+++ Records provided
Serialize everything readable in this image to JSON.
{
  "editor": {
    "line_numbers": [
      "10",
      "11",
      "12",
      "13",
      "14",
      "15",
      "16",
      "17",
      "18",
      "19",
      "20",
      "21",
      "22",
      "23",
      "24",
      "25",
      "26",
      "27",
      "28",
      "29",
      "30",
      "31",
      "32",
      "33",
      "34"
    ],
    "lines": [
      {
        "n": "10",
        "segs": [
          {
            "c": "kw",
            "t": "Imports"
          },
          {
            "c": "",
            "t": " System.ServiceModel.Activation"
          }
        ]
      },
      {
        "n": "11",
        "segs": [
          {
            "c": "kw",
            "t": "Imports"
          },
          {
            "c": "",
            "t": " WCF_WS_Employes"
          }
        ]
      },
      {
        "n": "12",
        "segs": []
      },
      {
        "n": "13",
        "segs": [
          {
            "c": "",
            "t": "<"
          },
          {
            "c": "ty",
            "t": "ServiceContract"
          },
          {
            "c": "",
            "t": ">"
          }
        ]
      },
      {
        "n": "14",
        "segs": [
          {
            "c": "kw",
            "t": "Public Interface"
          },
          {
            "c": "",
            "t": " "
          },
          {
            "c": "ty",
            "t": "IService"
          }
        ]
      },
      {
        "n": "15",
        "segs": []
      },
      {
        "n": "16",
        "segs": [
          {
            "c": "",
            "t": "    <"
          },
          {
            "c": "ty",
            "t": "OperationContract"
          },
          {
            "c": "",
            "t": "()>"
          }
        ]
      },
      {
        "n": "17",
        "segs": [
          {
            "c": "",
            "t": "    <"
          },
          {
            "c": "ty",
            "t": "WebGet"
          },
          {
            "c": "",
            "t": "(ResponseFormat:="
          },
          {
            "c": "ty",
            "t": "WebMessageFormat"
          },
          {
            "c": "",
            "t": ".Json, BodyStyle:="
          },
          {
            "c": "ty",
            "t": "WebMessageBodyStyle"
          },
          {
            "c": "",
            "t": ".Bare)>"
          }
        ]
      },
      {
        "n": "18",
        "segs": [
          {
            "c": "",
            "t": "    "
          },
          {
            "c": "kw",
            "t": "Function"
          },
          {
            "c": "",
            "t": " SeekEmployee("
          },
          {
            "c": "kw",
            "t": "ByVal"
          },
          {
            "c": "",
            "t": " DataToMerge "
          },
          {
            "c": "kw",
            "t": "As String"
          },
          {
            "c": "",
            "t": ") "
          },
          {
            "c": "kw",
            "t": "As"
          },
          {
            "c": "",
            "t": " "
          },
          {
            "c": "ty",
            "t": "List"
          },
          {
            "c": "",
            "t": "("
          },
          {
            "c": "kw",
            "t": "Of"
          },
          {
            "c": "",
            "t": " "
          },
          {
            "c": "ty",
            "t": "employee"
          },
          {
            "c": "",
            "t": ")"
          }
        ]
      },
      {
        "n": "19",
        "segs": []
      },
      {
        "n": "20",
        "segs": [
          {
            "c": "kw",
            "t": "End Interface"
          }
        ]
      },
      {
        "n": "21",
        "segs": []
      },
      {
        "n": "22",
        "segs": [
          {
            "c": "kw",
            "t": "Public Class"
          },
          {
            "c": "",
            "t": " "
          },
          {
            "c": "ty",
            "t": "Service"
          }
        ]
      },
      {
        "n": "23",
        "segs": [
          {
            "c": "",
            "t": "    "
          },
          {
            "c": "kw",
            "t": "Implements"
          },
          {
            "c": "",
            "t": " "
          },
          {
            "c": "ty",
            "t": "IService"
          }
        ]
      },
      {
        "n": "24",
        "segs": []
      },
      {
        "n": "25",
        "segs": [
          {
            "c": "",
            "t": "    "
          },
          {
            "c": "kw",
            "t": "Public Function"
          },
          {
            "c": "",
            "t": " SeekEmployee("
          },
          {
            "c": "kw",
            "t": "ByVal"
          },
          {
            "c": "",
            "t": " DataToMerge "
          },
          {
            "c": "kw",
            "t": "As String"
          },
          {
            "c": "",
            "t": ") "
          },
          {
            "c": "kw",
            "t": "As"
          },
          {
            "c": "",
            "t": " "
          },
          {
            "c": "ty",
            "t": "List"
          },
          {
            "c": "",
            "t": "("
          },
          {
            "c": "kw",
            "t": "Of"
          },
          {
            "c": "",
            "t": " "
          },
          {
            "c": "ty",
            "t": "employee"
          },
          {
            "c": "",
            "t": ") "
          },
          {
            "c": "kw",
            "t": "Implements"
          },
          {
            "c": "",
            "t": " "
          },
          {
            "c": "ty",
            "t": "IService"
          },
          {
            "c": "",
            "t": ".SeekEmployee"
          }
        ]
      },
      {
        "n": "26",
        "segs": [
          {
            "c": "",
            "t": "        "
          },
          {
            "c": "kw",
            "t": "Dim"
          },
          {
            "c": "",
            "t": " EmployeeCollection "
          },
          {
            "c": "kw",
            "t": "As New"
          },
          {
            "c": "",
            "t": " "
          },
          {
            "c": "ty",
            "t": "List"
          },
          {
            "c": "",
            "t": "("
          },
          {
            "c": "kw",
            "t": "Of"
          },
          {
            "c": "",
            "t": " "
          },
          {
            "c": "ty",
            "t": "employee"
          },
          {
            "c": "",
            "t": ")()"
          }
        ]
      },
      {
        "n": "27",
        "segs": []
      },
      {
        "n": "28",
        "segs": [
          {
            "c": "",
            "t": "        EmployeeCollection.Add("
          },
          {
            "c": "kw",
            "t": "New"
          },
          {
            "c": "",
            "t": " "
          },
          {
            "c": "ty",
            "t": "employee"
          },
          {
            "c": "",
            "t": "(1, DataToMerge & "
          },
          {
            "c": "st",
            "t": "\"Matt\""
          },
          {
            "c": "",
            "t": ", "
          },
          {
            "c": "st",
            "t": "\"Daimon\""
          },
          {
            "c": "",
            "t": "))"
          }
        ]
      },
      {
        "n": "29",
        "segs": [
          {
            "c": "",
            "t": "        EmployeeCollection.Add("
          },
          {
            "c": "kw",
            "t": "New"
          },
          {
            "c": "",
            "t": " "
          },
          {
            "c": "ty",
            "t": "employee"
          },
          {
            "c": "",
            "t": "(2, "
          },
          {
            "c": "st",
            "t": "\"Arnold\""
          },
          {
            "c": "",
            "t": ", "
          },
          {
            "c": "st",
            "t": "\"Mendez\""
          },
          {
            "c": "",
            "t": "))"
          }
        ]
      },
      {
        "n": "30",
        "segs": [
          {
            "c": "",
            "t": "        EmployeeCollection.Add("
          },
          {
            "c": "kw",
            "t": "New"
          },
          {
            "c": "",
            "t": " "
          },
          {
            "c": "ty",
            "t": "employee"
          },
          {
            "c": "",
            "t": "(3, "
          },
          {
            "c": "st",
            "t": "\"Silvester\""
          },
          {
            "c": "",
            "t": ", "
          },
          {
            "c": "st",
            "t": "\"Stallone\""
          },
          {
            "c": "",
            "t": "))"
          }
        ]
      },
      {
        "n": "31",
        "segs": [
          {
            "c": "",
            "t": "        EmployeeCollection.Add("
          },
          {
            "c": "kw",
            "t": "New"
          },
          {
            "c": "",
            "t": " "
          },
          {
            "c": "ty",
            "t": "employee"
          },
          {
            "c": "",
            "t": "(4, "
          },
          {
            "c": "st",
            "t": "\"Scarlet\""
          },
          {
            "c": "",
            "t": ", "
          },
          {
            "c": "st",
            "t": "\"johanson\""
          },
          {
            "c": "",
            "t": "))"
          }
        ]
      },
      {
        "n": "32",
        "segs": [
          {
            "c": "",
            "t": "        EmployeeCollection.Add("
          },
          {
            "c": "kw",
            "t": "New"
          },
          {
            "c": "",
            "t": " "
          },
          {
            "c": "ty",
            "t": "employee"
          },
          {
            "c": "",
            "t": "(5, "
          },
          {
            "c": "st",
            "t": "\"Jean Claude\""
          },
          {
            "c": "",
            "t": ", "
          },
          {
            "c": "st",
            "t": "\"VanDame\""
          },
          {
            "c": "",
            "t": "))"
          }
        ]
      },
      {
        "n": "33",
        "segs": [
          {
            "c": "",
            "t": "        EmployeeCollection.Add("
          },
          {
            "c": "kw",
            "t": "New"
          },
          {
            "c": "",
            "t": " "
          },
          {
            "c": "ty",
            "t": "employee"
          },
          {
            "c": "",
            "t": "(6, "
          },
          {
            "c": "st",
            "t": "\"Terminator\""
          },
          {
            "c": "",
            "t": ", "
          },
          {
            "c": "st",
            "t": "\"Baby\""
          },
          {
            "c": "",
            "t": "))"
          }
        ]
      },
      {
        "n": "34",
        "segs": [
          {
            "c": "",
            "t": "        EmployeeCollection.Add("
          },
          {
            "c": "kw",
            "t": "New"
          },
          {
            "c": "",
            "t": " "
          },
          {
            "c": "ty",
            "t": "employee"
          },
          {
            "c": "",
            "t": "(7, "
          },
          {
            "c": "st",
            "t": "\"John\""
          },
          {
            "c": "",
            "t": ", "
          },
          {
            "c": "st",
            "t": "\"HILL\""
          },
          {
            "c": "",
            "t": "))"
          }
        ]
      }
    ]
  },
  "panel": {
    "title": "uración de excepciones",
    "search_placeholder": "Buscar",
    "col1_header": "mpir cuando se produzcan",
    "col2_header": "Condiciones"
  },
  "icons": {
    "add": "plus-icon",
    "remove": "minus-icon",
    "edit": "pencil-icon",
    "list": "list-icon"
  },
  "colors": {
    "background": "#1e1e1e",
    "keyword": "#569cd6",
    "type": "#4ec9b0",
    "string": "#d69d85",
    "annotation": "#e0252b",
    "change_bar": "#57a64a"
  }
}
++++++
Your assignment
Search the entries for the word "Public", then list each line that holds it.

Expected output
            "t": "Public Interface"
            "t": "Public Class"
            "t": "Public Function"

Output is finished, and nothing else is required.